§ Mr. Leigh
With the leave of the House, may I briefly thank, on behalf of the members of the Committee, my hon. Friend the Member for Aylesbury (Mr. Lidington) and the Financial Secretary, who has shown his characteristic skill and humour, for summing up this debate? I apologise to the Financial Secretary for the fact that he has not been invited to our away day. I will certainly issue an invitation if he can promise to turn from gamekeeper to poacher for a day.
1086 I am reminded of a recent conversation that I had with an NAO official. I was double checking that none of the illustrative questions prepared for Members are ever given to permanent secretaries or their staff. Of course, the members of the Committee are independent; they ask their own questions. The NAO official, who used to work for the Treasury, told me with great glee that the Clerk of the Committee once made a mistake and sent the illustrative questions to the Financial Secretary, and that they were then promptly distributed all around Whitehall. Although the Financial Secretary is a member of the Committee, we have an interesting relationship with him. We have a very good dialogue.
I do not think that any hon. Member has thanked those who are currently sitting in the place to which no reference must be made. They always attend PAC meetings. Sometimes, after perhaps an hour or two when they have not had to say anything, a Member will fix an eagle eye on them and ask a question, and they immediately come up with a good response.
I thank the Financial Secretary, my hon. Friend the Member for Aylesbury—the Opposition spokesman—and the hon. Members who have spoken in the debate. I thank the hon. Member for City of Durham (Mr. Steinberg), who feels so strongly about the NHS, and the hon. Member for Croydon, Central (Geraint Davies), who dealt so expertly with the PFI, the NHS and the railways.
I thank my two new colleagues—my hon. Friends the Members for South Norfolk (Mr. Bacon) and for Tatton (Mr. Osborne)—who have been so keen and determined to get to the nitty-gritty. As my hon. Friend the Member for Tatton said, they have led the way in the charge against arbitrary targets. My hon. Friend the Member for South Norfolk is, of course, a management consultant, so he is ideally placed in this Committee.
I also thank those hon. Members who have not spoken today—my hon. Friend the Member for Bognor Regis and Littlehampton (Mr. Gibb), who listened carefully to the debate, and the hon. Member for Tamworth (Mr. Jenkins), who attended the earlier part of the debate. I particularly thank my right hon. Friend the Member for Swansea, West (Mr. Williams)—he really is a friend. His work is a tremendous tribute to the House. He has given a generation of service to what is not a bipartisan but tripartisan Committee, as shown by the welcome presence of the hon. Member for Newbury (Mr. Rendel) in the debate. Without the work of the right hon. Member for Swansea, West, the Committee would not work in the way that it does.

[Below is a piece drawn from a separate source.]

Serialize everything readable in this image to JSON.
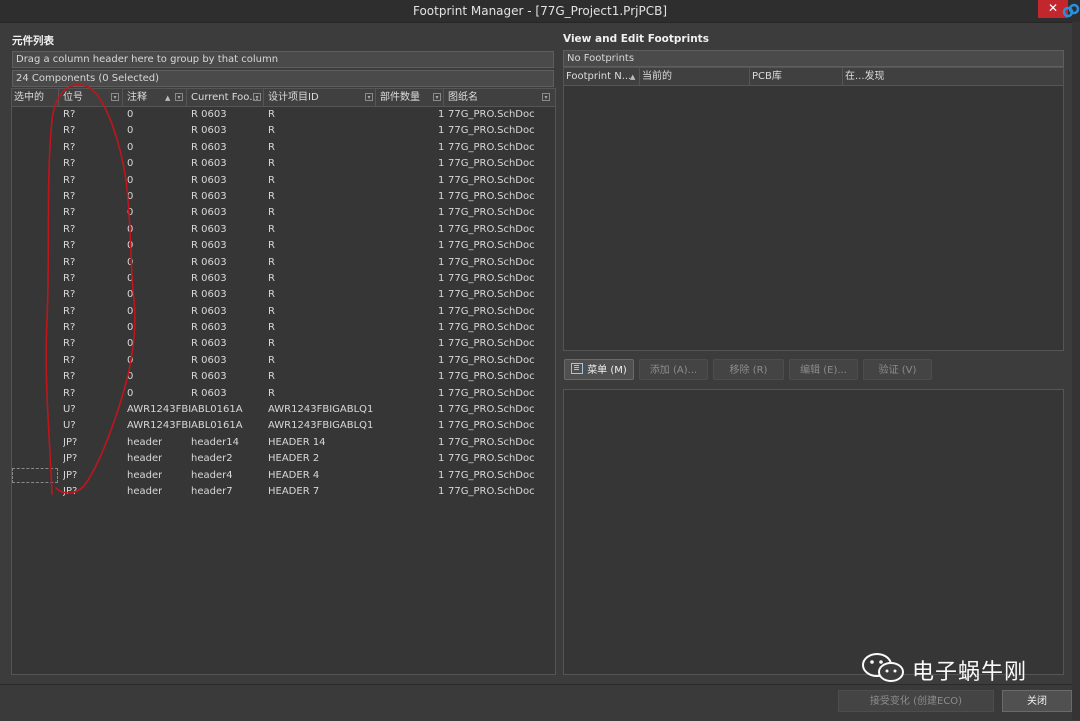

I read a report in a national newspaper that is usually sceptical—indeed, downright rude—about Parliament. It said that the Committee was one part of Parliament that was deeply impressive. I hope that, in the time that I am the Committee's Chairman, I can maintain that fine tradition.

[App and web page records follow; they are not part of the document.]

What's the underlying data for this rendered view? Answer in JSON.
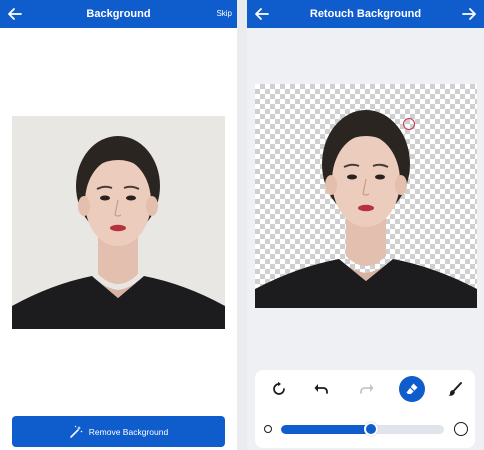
{
  "left_screen": {
    "title": "Background",
    "back_icon": "arrow-left-icon",
    "skip_label": "Skip",
    "photo_background": "#e8e7e4",
    "remove_button": {
      "icon": "magic-wand-icon",
      "label": "Remove Background"
    }
  },
  "right_screen": {
    "title": "Retouch Background",
    "back_icon": "arrow-left-icon",
    "next_icon": "arrow-right-icon",
    "toolbar": {
      "tools": [
        "reset-icon",
        "undo-icon",
        "redo-icon",
        "eraser-icon",
        "brush-icon"
      ],
      "active_tool": "eraser-icon",
      "brush_size_level": 0.55
    }
  },
  "colors": {
    "accent": "#0f5ccc",
    "accent_text": "#ffffff"
  }
}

§ Question put and agreed to.
That this House takes note of the 38th to 47th Reports of the Committee of Public Accounts of Session 1999–2000, of the 1st to 16th Reports of Session 2000–01, and of the Treasury Minutes on these Reports (Cm 5021, 5071, 5078, 5127.5201 and 5261).